Task to complete =
Tally the lines below that include the string "pair". Reply with the total only.

(Component data from apps and pages)

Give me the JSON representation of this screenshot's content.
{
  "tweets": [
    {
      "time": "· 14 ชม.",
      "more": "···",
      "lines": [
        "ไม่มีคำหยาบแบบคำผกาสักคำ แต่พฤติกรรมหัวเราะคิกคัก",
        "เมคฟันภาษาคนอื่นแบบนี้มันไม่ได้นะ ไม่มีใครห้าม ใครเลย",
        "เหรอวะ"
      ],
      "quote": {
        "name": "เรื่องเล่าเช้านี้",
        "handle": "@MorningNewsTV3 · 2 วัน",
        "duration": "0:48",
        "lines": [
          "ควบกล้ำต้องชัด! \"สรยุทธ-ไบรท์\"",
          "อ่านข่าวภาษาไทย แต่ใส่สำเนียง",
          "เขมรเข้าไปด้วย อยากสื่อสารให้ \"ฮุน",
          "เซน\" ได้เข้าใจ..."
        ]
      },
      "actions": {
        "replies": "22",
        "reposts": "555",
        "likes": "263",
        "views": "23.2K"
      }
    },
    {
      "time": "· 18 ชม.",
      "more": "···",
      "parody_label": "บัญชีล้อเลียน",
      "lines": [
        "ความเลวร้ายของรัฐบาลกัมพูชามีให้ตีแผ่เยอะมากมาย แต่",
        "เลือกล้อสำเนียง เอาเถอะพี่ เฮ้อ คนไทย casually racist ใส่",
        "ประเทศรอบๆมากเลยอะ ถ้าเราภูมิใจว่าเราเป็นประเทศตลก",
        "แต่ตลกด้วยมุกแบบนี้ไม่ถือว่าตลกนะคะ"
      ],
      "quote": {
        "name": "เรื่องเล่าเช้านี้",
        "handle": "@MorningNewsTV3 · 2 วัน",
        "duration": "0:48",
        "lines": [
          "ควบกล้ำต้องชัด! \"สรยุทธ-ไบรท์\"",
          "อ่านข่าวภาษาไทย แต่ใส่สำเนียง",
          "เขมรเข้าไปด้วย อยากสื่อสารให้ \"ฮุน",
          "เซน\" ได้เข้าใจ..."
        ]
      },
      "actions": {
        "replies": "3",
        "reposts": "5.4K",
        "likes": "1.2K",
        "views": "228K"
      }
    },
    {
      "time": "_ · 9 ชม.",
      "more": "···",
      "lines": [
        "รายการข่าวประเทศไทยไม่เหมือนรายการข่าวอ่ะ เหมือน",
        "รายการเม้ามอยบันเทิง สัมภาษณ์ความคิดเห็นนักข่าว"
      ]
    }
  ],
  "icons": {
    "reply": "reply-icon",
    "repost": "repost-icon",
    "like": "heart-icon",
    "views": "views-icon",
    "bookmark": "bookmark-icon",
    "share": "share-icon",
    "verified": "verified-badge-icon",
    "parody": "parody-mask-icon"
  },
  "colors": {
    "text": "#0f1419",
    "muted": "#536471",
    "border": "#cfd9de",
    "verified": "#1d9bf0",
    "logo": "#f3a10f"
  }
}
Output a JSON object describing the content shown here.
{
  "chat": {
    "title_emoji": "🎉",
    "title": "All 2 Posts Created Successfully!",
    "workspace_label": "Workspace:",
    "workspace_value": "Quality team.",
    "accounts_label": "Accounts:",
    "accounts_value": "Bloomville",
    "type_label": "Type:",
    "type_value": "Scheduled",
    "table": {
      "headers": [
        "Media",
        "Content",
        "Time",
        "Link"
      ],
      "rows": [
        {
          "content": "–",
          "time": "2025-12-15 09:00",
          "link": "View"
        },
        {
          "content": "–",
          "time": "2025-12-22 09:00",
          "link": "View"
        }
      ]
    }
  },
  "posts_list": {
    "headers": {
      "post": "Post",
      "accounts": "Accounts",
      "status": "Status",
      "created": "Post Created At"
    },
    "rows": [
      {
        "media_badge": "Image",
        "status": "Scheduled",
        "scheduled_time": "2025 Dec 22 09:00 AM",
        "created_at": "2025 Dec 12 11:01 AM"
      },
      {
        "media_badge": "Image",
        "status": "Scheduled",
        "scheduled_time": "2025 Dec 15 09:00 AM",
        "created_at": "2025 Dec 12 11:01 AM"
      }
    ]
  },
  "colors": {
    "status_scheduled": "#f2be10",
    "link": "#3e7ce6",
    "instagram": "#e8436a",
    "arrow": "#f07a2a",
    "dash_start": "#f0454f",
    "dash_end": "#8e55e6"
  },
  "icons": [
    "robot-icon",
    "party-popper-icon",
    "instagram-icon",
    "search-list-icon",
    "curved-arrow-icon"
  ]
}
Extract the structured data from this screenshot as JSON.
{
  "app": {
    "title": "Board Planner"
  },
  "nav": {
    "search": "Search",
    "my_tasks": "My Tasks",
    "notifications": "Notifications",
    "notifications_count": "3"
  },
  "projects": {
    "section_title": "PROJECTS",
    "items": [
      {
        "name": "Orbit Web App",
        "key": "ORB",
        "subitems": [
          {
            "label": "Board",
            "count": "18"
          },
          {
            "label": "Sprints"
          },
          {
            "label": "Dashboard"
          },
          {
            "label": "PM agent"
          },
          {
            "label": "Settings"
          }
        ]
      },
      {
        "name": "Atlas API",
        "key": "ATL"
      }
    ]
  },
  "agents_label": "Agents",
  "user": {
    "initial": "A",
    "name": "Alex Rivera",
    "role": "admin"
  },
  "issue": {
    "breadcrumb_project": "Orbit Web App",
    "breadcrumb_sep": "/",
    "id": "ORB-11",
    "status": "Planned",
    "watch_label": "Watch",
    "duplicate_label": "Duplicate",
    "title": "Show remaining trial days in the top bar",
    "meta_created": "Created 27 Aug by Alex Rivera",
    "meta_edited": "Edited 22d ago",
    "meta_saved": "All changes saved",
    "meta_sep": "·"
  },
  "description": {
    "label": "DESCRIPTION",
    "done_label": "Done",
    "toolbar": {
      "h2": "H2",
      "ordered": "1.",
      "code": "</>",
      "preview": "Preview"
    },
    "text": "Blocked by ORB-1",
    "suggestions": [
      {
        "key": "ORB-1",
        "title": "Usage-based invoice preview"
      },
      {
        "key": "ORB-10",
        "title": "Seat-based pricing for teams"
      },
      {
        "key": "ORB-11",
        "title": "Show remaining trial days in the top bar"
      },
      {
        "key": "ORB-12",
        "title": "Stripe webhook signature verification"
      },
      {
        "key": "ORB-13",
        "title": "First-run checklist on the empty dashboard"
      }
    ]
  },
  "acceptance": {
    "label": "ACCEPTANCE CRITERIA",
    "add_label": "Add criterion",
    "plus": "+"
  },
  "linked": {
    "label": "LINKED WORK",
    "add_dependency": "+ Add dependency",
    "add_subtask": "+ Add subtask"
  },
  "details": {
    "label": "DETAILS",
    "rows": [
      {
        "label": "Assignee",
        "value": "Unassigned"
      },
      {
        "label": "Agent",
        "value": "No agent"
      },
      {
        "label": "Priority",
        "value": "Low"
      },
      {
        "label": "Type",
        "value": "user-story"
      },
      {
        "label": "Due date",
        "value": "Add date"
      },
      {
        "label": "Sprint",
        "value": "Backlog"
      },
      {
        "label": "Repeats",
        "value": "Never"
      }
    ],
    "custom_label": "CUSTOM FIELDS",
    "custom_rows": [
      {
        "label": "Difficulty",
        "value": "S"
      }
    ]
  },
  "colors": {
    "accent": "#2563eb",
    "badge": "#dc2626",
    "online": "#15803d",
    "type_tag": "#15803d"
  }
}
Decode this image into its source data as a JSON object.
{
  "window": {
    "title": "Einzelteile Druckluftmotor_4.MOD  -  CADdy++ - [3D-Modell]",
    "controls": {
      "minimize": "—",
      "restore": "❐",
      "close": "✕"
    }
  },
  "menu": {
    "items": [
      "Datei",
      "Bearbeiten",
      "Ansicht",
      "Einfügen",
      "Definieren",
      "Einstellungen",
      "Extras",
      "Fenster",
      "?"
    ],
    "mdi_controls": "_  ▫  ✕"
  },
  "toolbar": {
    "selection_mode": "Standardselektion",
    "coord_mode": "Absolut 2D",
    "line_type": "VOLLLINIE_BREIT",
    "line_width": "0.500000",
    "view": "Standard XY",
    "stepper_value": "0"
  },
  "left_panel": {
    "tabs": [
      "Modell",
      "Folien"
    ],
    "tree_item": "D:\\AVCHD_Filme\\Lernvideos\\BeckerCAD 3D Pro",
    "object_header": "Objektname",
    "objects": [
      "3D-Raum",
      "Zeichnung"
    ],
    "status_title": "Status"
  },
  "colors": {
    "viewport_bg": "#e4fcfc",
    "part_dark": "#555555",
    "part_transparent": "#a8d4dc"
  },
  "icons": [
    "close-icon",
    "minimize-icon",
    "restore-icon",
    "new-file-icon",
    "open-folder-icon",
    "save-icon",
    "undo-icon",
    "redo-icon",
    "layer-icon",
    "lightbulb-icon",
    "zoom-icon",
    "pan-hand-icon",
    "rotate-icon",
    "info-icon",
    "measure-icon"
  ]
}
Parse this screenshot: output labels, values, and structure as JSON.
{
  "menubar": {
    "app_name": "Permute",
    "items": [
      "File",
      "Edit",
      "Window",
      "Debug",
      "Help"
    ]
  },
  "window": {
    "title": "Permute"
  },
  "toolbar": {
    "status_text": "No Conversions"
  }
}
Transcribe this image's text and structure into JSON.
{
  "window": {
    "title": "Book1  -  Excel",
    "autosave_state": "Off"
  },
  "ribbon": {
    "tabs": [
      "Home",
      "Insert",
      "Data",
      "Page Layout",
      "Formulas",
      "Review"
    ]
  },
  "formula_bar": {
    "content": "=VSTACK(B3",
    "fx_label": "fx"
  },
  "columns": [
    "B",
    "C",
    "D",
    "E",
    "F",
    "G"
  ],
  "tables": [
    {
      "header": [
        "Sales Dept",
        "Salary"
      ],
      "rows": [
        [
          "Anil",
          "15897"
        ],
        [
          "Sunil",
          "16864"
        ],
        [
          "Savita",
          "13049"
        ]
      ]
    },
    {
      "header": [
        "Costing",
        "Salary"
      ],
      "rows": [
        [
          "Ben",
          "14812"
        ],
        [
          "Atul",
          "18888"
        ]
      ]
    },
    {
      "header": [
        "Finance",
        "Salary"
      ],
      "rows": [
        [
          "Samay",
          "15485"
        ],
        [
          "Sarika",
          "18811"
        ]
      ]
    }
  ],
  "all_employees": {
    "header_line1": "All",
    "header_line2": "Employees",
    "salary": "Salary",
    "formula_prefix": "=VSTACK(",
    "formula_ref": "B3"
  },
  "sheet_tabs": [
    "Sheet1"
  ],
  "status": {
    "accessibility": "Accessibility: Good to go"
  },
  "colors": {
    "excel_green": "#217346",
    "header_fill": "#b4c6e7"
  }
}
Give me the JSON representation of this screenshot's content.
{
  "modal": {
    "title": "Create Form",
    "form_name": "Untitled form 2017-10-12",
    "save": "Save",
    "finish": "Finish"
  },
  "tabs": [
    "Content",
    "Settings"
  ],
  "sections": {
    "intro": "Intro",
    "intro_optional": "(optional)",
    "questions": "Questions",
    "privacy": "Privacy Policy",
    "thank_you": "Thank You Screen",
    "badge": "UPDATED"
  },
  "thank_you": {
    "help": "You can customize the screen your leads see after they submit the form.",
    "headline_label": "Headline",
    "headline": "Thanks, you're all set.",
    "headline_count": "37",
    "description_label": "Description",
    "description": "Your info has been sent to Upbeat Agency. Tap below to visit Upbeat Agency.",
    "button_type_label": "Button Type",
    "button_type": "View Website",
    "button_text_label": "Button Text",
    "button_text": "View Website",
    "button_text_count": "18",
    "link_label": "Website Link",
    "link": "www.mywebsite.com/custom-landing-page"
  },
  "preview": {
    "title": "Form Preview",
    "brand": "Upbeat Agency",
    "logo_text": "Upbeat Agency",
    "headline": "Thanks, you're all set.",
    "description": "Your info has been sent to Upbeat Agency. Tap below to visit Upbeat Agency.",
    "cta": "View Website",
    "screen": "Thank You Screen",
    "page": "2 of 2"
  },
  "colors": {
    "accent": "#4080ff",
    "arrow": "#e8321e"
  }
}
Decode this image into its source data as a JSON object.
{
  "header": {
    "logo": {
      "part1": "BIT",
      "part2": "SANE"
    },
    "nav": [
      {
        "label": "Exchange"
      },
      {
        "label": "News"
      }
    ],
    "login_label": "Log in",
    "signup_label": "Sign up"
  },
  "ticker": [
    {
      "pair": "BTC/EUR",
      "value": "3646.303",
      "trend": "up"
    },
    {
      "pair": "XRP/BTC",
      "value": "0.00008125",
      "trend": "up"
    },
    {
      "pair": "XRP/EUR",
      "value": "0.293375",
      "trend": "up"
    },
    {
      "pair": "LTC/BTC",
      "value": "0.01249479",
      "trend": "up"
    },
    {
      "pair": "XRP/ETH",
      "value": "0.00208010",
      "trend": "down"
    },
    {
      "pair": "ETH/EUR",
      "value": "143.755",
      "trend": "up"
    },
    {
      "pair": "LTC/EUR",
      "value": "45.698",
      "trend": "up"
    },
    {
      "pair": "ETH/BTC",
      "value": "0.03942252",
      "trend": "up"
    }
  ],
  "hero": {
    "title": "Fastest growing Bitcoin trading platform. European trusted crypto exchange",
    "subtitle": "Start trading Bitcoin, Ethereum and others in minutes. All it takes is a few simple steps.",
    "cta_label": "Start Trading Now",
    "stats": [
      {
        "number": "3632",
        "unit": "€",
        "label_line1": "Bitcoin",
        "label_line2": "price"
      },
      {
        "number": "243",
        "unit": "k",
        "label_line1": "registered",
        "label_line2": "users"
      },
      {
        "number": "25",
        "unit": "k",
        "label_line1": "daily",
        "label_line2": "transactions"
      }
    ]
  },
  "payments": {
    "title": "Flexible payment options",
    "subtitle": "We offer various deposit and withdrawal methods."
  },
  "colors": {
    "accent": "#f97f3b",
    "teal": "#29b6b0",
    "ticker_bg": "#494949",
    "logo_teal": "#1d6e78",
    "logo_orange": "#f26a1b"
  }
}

Response to the task =
8